PROBLEM TO WORK ON
Once you have checked the records that follow, state how many of their lines hold "JSON", giving the number only.

Collected data entries
__________
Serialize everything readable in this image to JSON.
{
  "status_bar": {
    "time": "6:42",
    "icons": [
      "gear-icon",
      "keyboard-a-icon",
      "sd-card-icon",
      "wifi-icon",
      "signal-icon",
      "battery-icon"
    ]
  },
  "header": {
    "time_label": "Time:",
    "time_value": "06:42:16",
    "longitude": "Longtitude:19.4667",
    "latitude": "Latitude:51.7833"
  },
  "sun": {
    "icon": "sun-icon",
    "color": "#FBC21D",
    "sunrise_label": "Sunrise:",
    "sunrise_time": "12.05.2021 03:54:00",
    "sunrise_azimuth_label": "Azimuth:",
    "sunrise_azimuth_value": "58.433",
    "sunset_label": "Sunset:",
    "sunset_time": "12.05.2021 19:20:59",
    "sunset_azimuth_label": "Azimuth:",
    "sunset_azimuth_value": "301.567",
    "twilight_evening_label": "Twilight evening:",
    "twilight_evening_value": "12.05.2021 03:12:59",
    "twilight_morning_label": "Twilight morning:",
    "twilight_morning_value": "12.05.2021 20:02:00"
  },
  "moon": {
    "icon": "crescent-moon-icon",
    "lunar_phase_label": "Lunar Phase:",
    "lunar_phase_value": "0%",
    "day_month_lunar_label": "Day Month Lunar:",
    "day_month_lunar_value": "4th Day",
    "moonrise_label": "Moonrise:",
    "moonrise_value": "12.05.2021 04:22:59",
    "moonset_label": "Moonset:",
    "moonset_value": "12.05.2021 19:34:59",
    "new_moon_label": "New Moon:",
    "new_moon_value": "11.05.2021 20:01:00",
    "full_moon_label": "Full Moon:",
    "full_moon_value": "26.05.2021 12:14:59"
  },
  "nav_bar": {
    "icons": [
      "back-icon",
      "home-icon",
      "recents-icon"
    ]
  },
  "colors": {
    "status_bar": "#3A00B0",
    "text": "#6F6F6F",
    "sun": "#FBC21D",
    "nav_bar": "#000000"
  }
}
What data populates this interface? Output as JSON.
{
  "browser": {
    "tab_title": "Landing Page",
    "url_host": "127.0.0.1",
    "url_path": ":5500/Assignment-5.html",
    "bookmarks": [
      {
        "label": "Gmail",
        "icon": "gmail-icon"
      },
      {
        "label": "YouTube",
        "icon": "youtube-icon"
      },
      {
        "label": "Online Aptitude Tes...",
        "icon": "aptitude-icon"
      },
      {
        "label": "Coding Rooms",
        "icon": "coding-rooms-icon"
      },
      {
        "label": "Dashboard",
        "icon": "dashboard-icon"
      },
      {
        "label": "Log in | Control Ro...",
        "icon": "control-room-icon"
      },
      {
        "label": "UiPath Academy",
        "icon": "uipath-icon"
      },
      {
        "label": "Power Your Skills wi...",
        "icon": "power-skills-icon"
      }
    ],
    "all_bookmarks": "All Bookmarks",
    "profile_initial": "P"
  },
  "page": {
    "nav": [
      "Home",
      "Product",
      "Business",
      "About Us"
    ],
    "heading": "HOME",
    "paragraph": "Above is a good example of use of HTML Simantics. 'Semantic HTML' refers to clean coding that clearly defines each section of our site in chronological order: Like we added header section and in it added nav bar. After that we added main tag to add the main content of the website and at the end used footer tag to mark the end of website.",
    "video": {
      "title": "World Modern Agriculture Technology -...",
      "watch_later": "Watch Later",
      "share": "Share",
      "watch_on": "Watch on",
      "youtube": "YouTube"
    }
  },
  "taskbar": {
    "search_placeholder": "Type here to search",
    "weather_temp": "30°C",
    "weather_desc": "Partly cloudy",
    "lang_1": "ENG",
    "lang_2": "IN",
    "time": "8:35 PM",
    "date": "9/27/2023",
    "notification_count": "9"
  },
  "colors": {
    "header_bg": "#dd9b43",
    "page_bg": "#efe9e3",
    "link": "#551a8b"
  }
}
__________
ANSWER BOX
2